Living Station

Week 26
  • Learn from the Living Library

Recipe for Mango Leather (starch based)


The biopolymers in fruit waste can be used to create flexible, translucent, leather-like materials.


  • 1 Overripe mango
    • With skin get these as waste from the market, they can have dents and bruises it doesn’t matter. We will dehydrate the mango until it becomes leather-like.
  • Potato starch 10 g
    • Functions as the polymer to make the mango puree harder)
  • White vinegar 8 g
    • vinegar is almost always added to starch-based biopolymers to change the molecular structure of the starch, making it stronger and more workable
  • Salt 5 g
    • a preservative and stabilizer.
  • Vegetable oil 1 tbsp
    • as a release agent for the mould.


  • Pan
  • Cooking plate
  • Knife
  • Blender or mixer
  • Optional: Mould
  • Oven or dehydrator



  • Cut the mango into smaller pieces and puree it in a blender or with a mixer.
  • Optional: Prepare the mould by applying some oil
  • Dissolve the starch in a dash of water until liquid


2. Mixing the ingredients and activating the starch

  • Put the mango puree in the pot with the salt and vinegar
  • Heat it at a low heat while stirring, you don’t want it to boil and stick to the pot, but you want to kill any bacteria in there and dissipate some water.
  • Dissipate some of the excess water if it is very liquid but keep a low heat and stir.
  • Add the starch mixture and continue to stir for at least a minute until it transforms into a thick paste. If the paste is too liquid it will shrink a lot during the dehydration process and your leather sheet will tear.


3. Casting and dehydrating in the oven

  • Pour the paste onto the surface or mould and spread it out evenly, knock it on a hard surface gently to even it out more.
  • Heat the oven to 50 degrees Celcius on the fan setting and put the paste into the oven for at least 16 hours (you can spread it out over a few days with airdrying in between). If your oven allows it without turning itself off: keep the door slightly open with a cloth to let the moisture escape).
  • Carefully peel thea leather off the tray, flip it, and check if the bottom has fully dried. If not, put back in the oven with the moist side up for another few hours.
  • Optional: you can airdry the leather as well, but there is some more risk of contamination. Don’t dry it in direct sunlight.

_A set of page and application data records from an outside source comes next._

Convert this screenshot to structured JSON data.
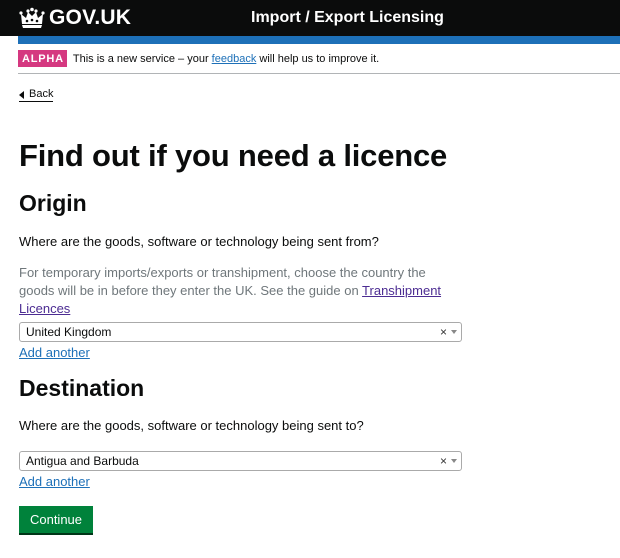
{
  "header": {
    "logo_text": "GOV.UK",
    "service_name": "Import / Export Licensing"
  },
  "phase_banner": {
    "tag": "ALPHA",
    "text_before": "This is a new service – your ",
    "link": "feedback",
    "text_after": " will help us to improve it."
  },
  "back_label": "Back",
  "page_title": "Find out if you need a licence",
  "origin": {
    "heading": "Origin",
    "label": "Where are the goods, software or technology being sent from?",
    "hint_before": "For temporary imports/exports or transhipment, choose the country the goods will be in before they enter the UK. See the guide on ",
    "hint_link": "Transhipment Licences",
    "selected": "United Kingdom",
    "clear": "×",
    "add_another": "Add another"
  },
  "destination": {
    "heading": "Destination",
    "label": "Where are the goods, software or technology being sent to?",
    "selected": "Antigua and Barbuda",
    "clear": "×",
    "add_another": "Add another"
  },
  "continue_label": "Continue",
  "colors": {
    "header_bg": "#0b0c0c",
    "brand_blue": "#1d70b8",
    "alpha_tag": "#d53880",
    "button_green": "#00823b",
    "visited_link": "#4c2c92"
  }
}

4. Air drying

  • When the leather is dry to the touch (it will be a bit darker of color now), let it airdry in a well-ventilated space for another 5-7 days.
  • Alternate drying and pressing under a stack of heavy books or dry on a roster with weight on top for further drying while keeping it flat.



  • Mango Leather Recipe Lab Pastoe by Shirley Niemans, 2021, Link
  • Ephemeral Fashion Lab by Beatriz Sandini, 2020, Link
  • Mango Leather by Loes Bogers, 2020, Link